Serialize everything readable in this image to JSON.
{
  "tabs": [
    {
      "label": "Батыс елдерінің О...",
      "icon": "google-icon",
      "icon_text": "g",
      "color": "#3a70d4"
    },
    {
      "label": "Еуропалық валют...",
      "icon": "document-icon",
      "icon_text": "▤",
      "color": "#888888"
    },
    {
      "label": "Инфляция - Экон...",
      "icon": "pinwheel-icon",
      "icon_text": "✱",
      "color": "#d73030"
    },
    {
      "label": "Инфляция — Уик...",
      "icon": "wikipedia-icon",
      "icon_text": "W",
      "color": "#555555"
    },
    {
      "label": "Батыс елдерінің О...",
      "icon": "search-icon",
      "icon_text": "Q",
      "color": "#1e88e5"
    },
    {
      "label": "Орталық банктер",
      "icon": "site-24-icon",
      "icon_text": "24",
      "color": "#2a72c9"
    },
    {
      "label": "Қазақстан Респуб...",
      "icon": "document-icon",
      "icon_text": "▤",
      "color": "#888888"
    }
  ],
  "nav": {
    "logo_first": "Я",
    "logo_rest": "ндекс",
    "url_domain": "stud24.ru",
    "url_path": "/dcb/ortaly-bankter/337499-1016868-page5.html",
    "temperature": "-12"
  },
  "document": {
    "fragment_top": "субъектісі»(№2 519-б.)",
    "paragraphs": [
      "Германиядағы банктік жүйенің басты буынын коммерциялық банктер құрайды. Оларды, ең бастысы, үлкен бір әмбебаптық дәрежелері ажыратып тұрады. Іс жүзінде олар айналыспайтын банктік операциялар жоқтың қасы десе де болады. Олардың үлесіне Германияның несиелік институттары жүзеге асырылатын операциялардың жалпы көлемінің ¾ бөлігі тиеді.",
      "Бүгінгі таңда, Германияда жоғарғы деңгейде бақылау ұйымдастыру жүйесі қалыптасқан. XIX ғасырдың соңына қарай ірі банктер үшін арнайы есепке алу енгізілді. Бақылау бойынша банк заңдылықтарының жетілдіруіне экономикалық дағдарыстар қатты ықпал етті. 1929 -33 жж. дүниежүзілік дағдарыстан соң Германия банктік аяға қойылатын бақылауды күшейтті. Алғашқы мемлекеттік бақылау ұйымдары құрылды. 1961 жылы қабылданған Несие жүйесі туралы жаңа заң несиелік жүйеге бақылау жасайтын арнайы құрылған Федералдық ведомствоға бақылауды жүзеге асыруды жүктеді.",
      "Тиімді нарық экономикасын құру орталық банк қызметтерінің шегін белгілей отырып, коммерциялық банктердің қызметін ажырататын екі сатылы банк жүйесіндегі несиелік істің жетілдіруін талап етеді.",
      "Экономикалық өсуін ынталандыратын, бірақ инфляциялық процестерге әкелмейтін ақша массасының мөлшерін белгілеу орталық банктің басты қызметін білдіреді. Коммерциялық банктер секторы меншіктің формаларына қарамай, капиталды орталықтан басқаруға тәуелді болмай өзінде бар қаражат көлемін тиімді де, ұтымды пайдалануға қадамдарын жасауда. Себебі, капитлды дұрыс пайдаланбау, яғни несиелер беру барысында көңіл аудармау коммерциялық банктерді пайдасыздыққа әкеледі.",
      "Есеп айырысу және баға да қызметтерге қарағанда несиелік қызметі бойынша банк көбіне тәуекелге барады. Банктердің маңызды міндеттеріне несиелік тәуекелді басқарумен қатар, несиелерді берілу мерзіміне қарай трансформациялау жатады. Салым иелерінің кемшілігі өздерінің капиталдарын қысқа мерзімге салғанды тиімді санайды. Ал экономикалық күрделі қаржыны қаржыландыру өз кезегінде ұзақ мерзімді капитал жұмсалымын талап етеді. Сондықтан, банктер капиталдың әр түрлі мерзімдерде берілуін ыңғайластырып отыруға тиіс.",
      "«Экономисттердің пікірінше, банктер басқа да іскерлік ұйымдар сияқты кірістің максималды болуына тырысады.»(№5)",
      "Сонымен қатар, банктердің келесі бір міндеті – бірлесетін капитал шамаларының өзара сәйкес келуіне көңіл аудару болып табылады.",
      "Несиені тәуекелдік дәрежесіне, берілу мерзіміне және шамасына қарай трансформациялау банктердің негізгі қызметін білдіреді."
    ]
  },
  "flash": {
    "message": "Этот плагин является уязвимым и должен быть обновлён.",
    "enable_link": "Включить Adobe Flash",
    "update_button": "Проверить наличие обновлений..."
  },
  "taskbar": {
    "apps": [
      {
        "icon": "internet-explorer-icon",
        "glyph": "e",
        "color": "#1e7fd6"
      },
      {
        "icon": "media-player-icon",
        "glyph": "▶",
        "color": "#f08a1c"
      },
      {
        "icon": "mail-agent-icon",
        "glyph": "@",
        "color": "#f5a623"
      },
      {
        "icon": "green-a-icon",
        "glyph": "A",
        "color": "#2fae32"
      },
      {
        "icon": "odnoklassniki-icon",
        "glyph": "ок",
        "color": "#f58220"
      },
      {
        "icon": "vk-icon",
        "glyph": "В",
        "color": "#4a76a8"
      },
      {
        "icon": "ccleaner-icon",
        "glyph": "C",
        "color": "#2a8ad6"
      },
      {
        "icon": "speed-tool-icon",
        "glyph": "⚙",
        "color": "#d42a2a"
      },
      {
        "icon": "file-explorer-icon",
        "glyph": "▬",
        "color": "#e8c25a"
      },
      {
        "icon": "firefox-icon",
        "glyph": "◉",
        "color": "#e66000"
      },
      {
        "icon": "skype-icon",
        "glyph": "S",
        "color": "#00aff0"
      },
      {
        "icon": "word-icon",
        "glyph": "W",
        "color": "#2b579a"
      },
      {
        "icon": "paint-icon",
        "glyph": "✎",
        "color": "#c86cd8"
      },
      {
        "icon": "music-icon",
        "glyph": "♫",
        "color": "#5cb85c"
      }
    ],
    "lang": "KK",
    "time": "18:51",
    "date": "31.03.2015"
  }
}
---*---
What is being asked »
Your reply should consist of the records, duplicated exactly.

Solution for this exercise »
Serialize everything readable in this image to JSON.
{
  "tabs": [
    {
      "label": "Батыс елдерінің О...",
      "icon": "google-icon",
      "icon_text": "g",
      "color": "#3a70d4"
    },
    {
      "label": "Еуропалық валют...",
      "icon": "document-icon",
      "icon_text": "▤",
      "color": "#888888"
    },
    {
      "label": "Инфляция - Экон...",
      "icon": "pinwheel-icon",
      "icon_text": "✱",
      "color": "#d73030"
    },
    {
      "label": "Инфляция — Уик...",
      "icon": "wikipedia-icon",
      "icon_text": "W",
      "color": "#555555"
    },
    {
      "label": "Батыс елдерінің О...",
      "icon": "search-icon",
      "icon_text": "Q",
      "color": "#1e88e5"
    },
    {
      "label": "Орталық банктер",
      "icon": "site-24-icon",
      "icon_text": "24",
      "color": "#2a72c9"
    },
    {
      "label": "Қазақстан Респуб...",
      "icon": "document-icon",
      "icon_text": "▤",
      "color": "#888888"
    }
  ],
  "nav": {
    "logo_first": "Я",
    "logo_rest": "ндекс",
    "url_domain": "stud24.ru",
    "url_path": "/dcb/ortaly-bankter/337499-1016868-page5.html",
    "temperature": "-12"
  },
  "document": {
    "fragment_top": "субъектісі»(№2 519-б.)",
    "paragraphs": [
      "Германиядағы банктік жүйенің басты буынын коммерциялық банктер құрайды. Оларды, ең бастысы, үлкен бір әмбебаптық дәрежелері ажыратып тұрады. Іс жүзінде олар айналыспайтын банктік операциялар жоқтың қасы десе де болады. Олардың үлесіне Германияның несиелік институттары жүзеге асырылатын операциялардың жалпы көлемінің ¾ бөлігі тиеді.",
      "Бүгінгі таңда, Германияда жоғарғы деңгейде бақылау ұйымдастыру жүйесі қалыптасқан. XIX ғасырдың соңына қарай ірі банктер үшін арнайы есепке алу енгізілді. Бақылау бойынша банк заңдылықтарының жетілдіруіне экономикалық дағдарыстар қатты ықпал етті. 1929 -33 жж. дүниежүзілік дағдарыстан соң Германия банктік аяға қойылатын бақылауды күшейтті. Алғашқы мемлекеттік бақылау ұйымдары құрылды. 1961 жылы қабылданған Несие жүйесі туралы жаңа заң несиелік жүйеге бақылау жасайтын арнайы құрылған Федералдық ведомствоға бақылауды жүзеге асыруды жүктеді.",
      "Тиімді нарық экономикасын құру орталық банк қызметтерінің шегін белгілей отырып, коммерциялық банктердің қызметін ажырататын екі сатылы банк жүйесіндегі несиелік істің жетілдіруін талап етеді.",
      "Экономикалық өсуін ынталандыратын, бірақ инфляциялық процестерге әкелмейтін ақша массасының мөлшерін белгілеу орталық банктің басты қызметін білдіреді. Коммерциялық банктер секторы меншіктің формаларына қарамай, капиталды орталықтан басқаруға тәуелді болмай өзінде бар қаражат көлемін тиімді де, ұтымды пайдалануға қадамдарын жасауда. Себебі, капитлды дұрыс пайдаланбау, яғни несиелер беру барысында көңіл аудармау коммерциялық банктерді пайдасыздыққа әкеледі.",
      "Есеп айырысу және баға да қызметтерге қарағанда несиелік қызметі бойынша банк көбіне тәуекелге барады. Банктердің маңызды міндеттеріне несиелік тәуекелді басқарумен қатар, несиелерді берілу мерзіміне қарай трансформациялау жатады. Салым иелерінің кемшілігі өздерінің капиталдарын қысқа мерзімге салғанды тиімді санайды. Ал экономикалық күрделі қаржыны қаржыландыру өз кезегінде ұзақ мерзімді капитал жұмсалымын талап етеді. Сондықтан, банктер капиталдың әр түрлі мерзімдерде берілуін ыңғайластырып отыруға тиіс.",
      "«Экономисттердің пікірінше, банктер басқа да іскерлік ұйымдар сияқты кірістің максималды болуына тырысады.»(№5)",
      "Сонымен қатар, банктердің келесі бір міндеті – бірлесетін капитал шамаларының өзара сәйкес келуіне көңіл аудару болып табылады.",
      "Несиені тәуекелдік дәрежесіне, берілу мерзіміне және шамасына қарай трансформациялау банктердің негізгі қызметін білдіреді."
    ]
  },
  "flash": {
    "message": "Этот плагин является уязвимым и должен быть обновлён.",
    "enable_link": "Включить Adobe Flash",
    "update_button": "Проверить наличие обновлений..."
  },
  "taskbar": {
    "apps": [
      {
        "icon": "internet-explorer-icon",
        "glyph": "e",
        "color": "#1e7fd6"
      },
      {
        "icon": "media-player-icon",
        "glyph": "▶",
        "color": "#f08a1c"
      },
      {
        "icon": "mail-agent-icon",
        "glyph": "@",
        "color": "#f5a623"
      },
      {
        "icon": "green-a-icon",
        "glyph": "A",
        "color": "#2fae32"
      },
      {
        "icon": "odnoklassniki-icon",
        "glyph": "ок",
        "color": "#f58220"
      },
      {
        "icon": "vk-icon",
        "glyph": "В",
        "color": "#4a76a8"
      },
      {
        "icon": "ccleaner-icon",
        "glyph": "C",
        "color": "#2a8ad6"
      },
      {
        "icon": "speed-tool-icon",
        "glyph": "⚙",
        "color": "#d42a2a"
      },
      {
        "icon": "file-explorer-icon",
        "glyph": "▬",
        "color": "#e8c25a"
      },
      {
        "icon": "firefox-icon",
        "glyph": "◉",
        "color": "#e66000"
      },
      {
        "icon": "skype-icon",
        "glyph": "S",
        "color": "#00aff0"
      },
      {
        "icon": "word-icon",
        "glyph": "W",
        "color": "#2b579a"
      },
      {
        "icon": "paint-icon",
        "glyph": "✎",
        "color": "#c86cd8"
      },
      {
        "icon": "music-icon",
        "glyph": "♫",
        "color": "#5cb85c"
      }
    ],
    "lang": "KK",
    "time": "18:51",
    "date": "31.03.2015"
  }
}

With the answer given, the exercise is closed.